8. Or try Dindi Naturals - another fantastic brand for soap. Their liquid soaps are great, minimal number of ingredients and made in Australia (Victoria in fact).
9. Wash your hair with soapwort root
Soapwort is a flowering plant whose dried roots can be used to make shampoo. I buy it online*, boil it in water and use it to give my hair a light wash. It’s very mild and leaves your hair super super super soft. *It might be a little tricky to get a hold of but be on the look out for it! The alternative is to grow and harvest your own – for Melbourne folk, I’ve seen soapwort plants sold at the Little Veggie Patch Co.
10. Once a week, de-gunk with bicarb soda
Any shampoo, including Castile soap, can leave soap residue on your hair, so once a week wash your hair with a thick paste of bicarb (baking) soda, and rinse with apple cider vinegar for extra shine.
11. Eat your skin conditioner
Healthy, youthful and conditioned skin requires healthy fats, so forget about low-fat foods. I eat plenty of olive oil, coconut oil, grass-fed butter, avocados and nuts (activated, of course) everyday. Also know that fruit like pomegranates and blueberries are rich in antioxidants and promote skin elasticity and vitality.
12. My fave toothpaste is Phytoshield: all natural plant extracts, not overboard on the number of ingredients, no unnecessary foaming agents (consequently doesn’t foam up very much), and it tastes delicious (lemon myrtle is my fave).
13. Squish almonds on your face (a seasonal tip)
Just before almonds are ready to be picked for eating, when their flesh is still soft and gel-like – that’s when they’re the most perfect skin cleanser and toner in the world. No exaggeration. Almond jelly, as I like to call it, evens out skin tone, clears blemishes and smooths wrinkles in no time at all. You just break open the almond pod, pop out the kernel, squeeze out the jelly and smooth it all over your face. I get young almonds courtesy of my mum’s tree every spring, but you can sometimes find them in greengrocers during October, especially ones owned by old Greek men. If you find them, stock up. They can be stored in the freezer.

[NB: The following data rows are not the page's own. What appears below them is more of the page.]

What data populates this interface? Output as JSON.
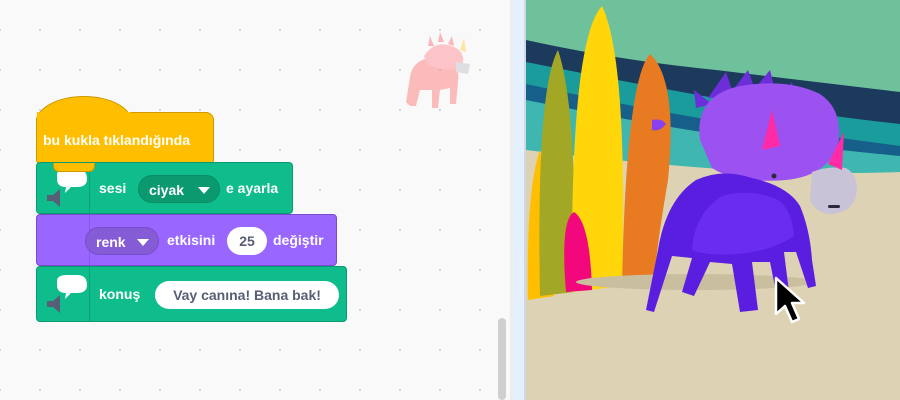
{
  "blocks": {
    "hat": {
      "label": "bu kukla tıklandığında"
    },
    "sound": {
      "prefix": "sesi",
      "sound_value": "ciyak",
      "suffix": "e ayarla"
    },
    "looks": {
      "effect_value": "renk",
      "middle": "etkisini",
      "amount": "25",
      "suffix": "değiştir"
    },
    "say": {
      "prefix": "konuş",
      "message": "Vay canına! Bana bak!"
    }
  },
  "icons": {
    "extension_icon": "speech-bubble-speaker-icon",
    "cursor": "mouse-pointer-icon",
    "sprite": "dinosaur-sprite"
  },
  "colors": {
    "events": "#ffbf00",
    "sound": "#0fbd8c",
    "looks": "#9966ff",
    "stage_sky": "#6fc19c",
    "stage_ground": "#ddd2b4",
    "dinosaur": "#8a3ff0"
  }
}
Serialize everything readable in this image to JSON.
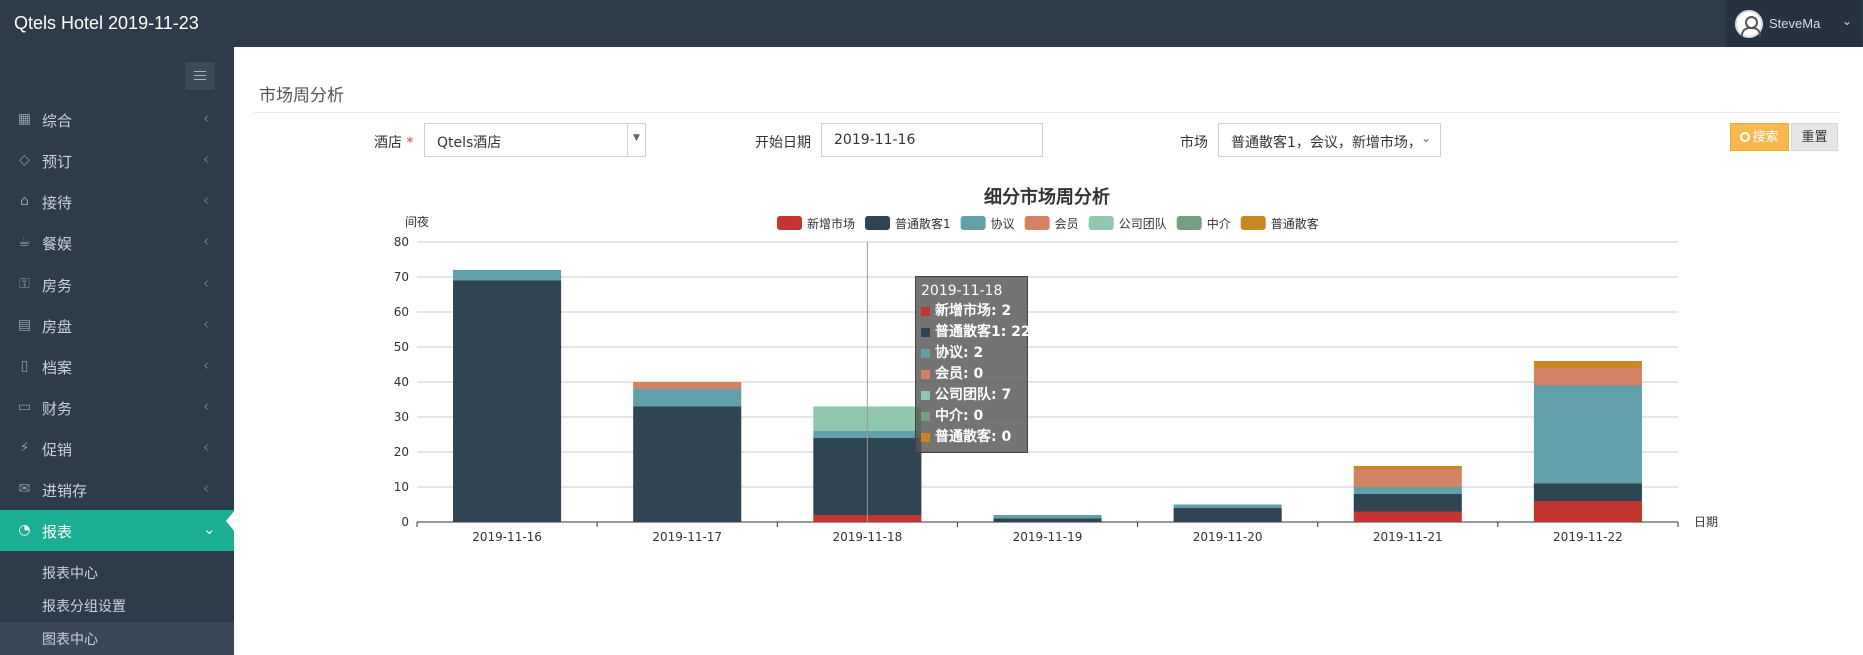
{
  "app": {
    "title": "Qtels Hotel 2019-11-23"
  },
  "user": {
    "name": "SteveMa",
    "caret": "⌄"
  },
  "sidebar": {
    "items": [
      {
        "label": "综合",
        "icon": "grid-icon",
        "glyph": "▦",
        "arrow": "‹"
      },
      {
        "label": "预订",
        "icon": "tag-icon",
        "glyph": "◇",
        "arrow": "‹"
      },
      {
        "label": "接待",
        "icon": "home-icon",
        "glyph": "⌂",
        "arrow": "‹"
      },
      {
        "label": "餐娱",
        "icon": "cup-icon",
        "glyph": "☕",
        "arrow": "‹"
      },
      {
        "label": "房务",
        "icon": "key-icon",
        "glyph": "⚿",
        "arrow": "‹"
      },
      {
        "label": "房盘",
        "icon": "calendar-icon",
        "glyph": "▤",
        "arrow": "‹"
      },
      {
        "label": "档案",
        "icon": "book-icon",
        "glyph": "▯",
        "arrow": "‹"
      },
      {
        "label": "财务",
        "icon": "folder-icon",
        "glyph": "▭",
        "arrow": "‹"
      },
      {
        "label": "促销",
        "icon": "lightning-icon",
        "glyph": "⚡",
        "arrow": "‹"
      },
      {
        "label": "进销存",
        "icon": "envelope-icon",
        "glyph": "✉",
        "arrow": "‹"
      },
      {
        "label": "报表",
        "icon": "pie-chart-icon",
        "glyph": "◔",
        "arrow": "⌄",
        "active": true
      }
    ],
    "subitems": [
      {
        "label": "报表中心"
      },
      {
        "label": "报表分组设置"
      },
      {
        "label": "图表中心",
        "current": true
      }
    ]
  },
  "page": {
    "title": "市场周分析"
  },
  "filters": {
    "hotel_label": "酒店",
    "required_mark": "*",
    "hotel_value": "Qtels酒店",
    "hotel_arrow": "▼",
    "start_date_label": "开始日期",
    "start_date_value": "2019-11-16",
    "market_label": "市场",
    "market_value": "普通散客1，会议，新增市场，…",
    "market_arrow": "⌄",
    "search_label": "搜索",
    "reset_label": "重置"
  },
  "colors": {
    "accent": "#1cae94",
    "header": "#2e3b4b",
    "search": "#f7b84e"
  },
  "chart_data": {
    "type": "bar",
    "stacked": true,
    "title": "细分市场周分析",
    "ylabel": "间夜",
    "xlabel": "日期",
    "ylim": [
      0,
      80
    ],
    "yticks": [
      0,
      10,
      20,
      30,
      40,
      50,
      60,
      70,
      80
    ],
    "grid": true,
    "legend_position": "top",
    "categories": [
      "2019-11-16",
      "2019-11-17",
      "2019-11-18",
      "2019-11-19",
      "2019-11-20",
      "2019-11-21",
      "2019-11-22"
    ],
    "series": [
      {
        "name": "新增市场",
        "color": "#c23531",
        "values": [
          0,
          0,
          2,
          0,
          0,
          3,
          6
        ]
      },
      {
        "name": "普通散客1",
        "color": "#2f4554",
        "values": [
          69,
          33,
          22,
          1,
          4,
          5,
          5
        ]
      },
      {
        "name": "协议",
        "color": "#61a0a8",
        "values": [
          3,
          5,
          2,
          1,
          1,
          2,
          28
        ]
      },
      {
        "name": "会员",
        "color": "#d48265",
        "values": [
          0,
          2,
          0,
          0,
          0,
          5,
          5
        ]
      },
      {
        "name": "公司团队",
        "color": "#91c7ae",
        "values": [
          0,
          0,
          7,
          0,
          0,
          0,
          0
        ]
      },
      {
        "name": "中介",
        "color": "#749f83",
        "values": [
          0,
          0,
          0,
          0,
          0,
          0,
          0
        ]
      },
      {
        "name": "普通散客",
        "color": "#ca8622",
        "values": [
          0,
          0,
          0,
          0,
          0,
          1,
          2
        ]
      }
    ],
    "tooltip": {
      "date": "2019-11-18",
      "rows": [
        {
          "text": "新增市场: 2",
          "color": "#c23531"
        },
        {
          "text": "普通散客1: 22",
          "color": "#2f4554"
        },
        {
          "text": "协议: 2",
          "color": "#61a0a8"
        },
        {
          "text": "会员: 0",
          "color": "#d48265"
        },
        {
          "text": "公司团队: 7",
          "color": "#91c7ae"
        },
        {
          "text": "中介: 0",
          "color": "#749f83"
        },
        {
          "text": "普通散客: 0",
          "color": "#ca8622"
        }
      ]
    }
  }
}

You can find lots more tips and natural beauty ideas on my blog, here. It’s worth hunting around for products made in your local area – farmers’ markets generally have at least one or two producers selling their hand-made soaps and creams. That way you can ask them directly about the ingredients they use etc.

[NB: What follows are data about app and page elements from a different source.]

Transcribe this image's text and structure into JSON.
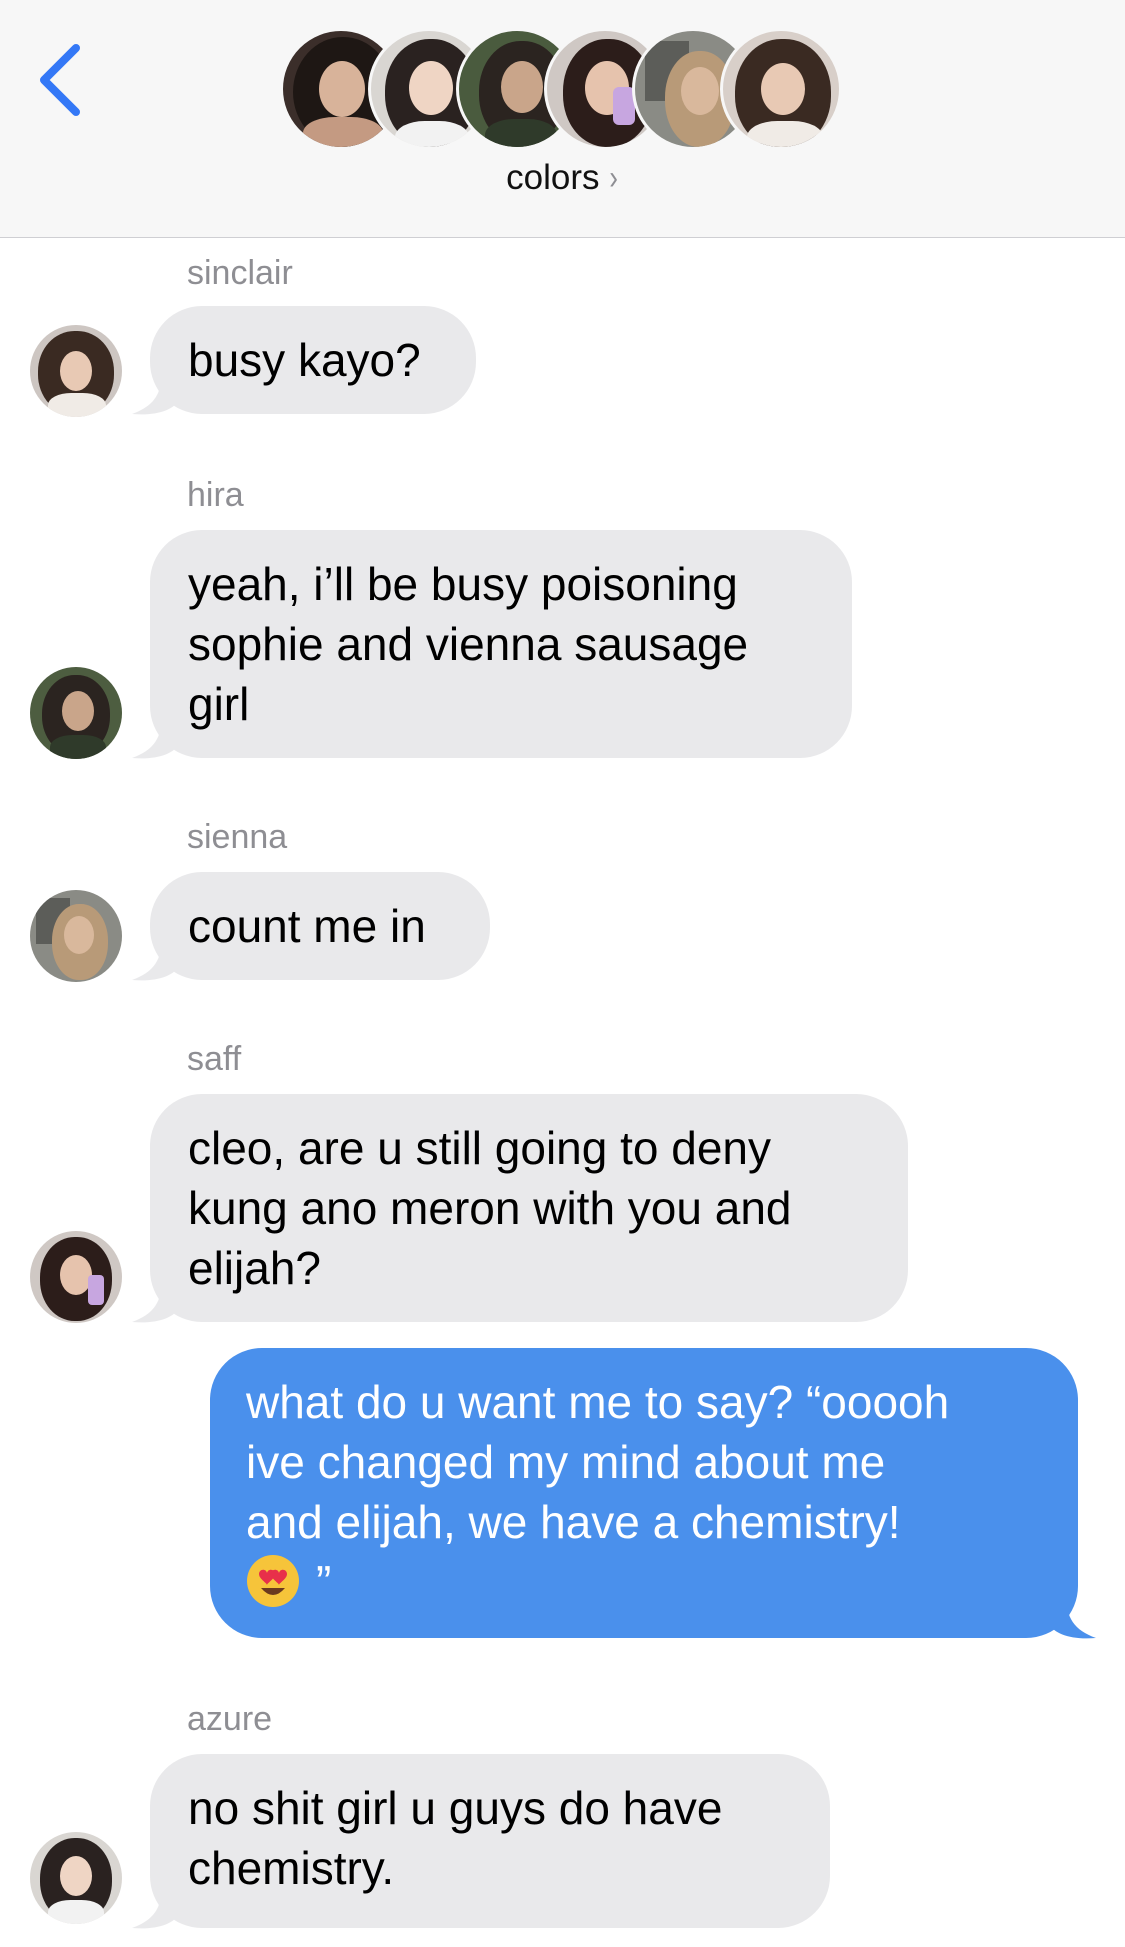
{
  "header": {
    "group_name": "colors",
    "chevron": "›",
    "back_icon": "chevron-left-icon",
    "accent_color": "#3478f6"
  },
  "messages": [
    {
      "sender": "sinclair",
      "direction": "incoming",
      "lines": [
        "busy kayo?"
      ]
    },
    {
      "sender": "hira",
      "direction": "incoming",
      "lines": [
        "yeah, i’ll be busy poisoning",
        "sophie and vienna sausage",
        "girl"
      ]
    },
    {
      "sender": "sienna",
      "direction": "incoming",
      "lines": [
        "count me in"
      ]
    },
    {
      "sender": "saff",
      "direction": "incoming",
      "lines": [
        "cleo, are u still going to deny",
        "kung ano meron with you and",
        "elijah?"
      ]
    },
    {
      "sender": "",
      "direction": "outgoing",
      "lines": [
        "what do u want me to say? “ooooh",
        "ive changed my mind about me",
        "and elijah, we have a chemistry!"
      ],
      "last_line_suffix": "”",
      "emoji": "heart-eyes-emoji"
    },
    {
      "sender": "azure",
      "direction": "incoming",
      "lines": [
        "no shit girl u guys do have",
        "chemistry."
      ]
    }
  ],
  "colors": {
    "incoming_bubble": "#e9e9eb",
    "outgoing_bubble": "#4a90ec",
    "sender_label": "#8e8e93"
  }
}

Tried any of these tips yourselves? Anything you’d like to share? Feel free!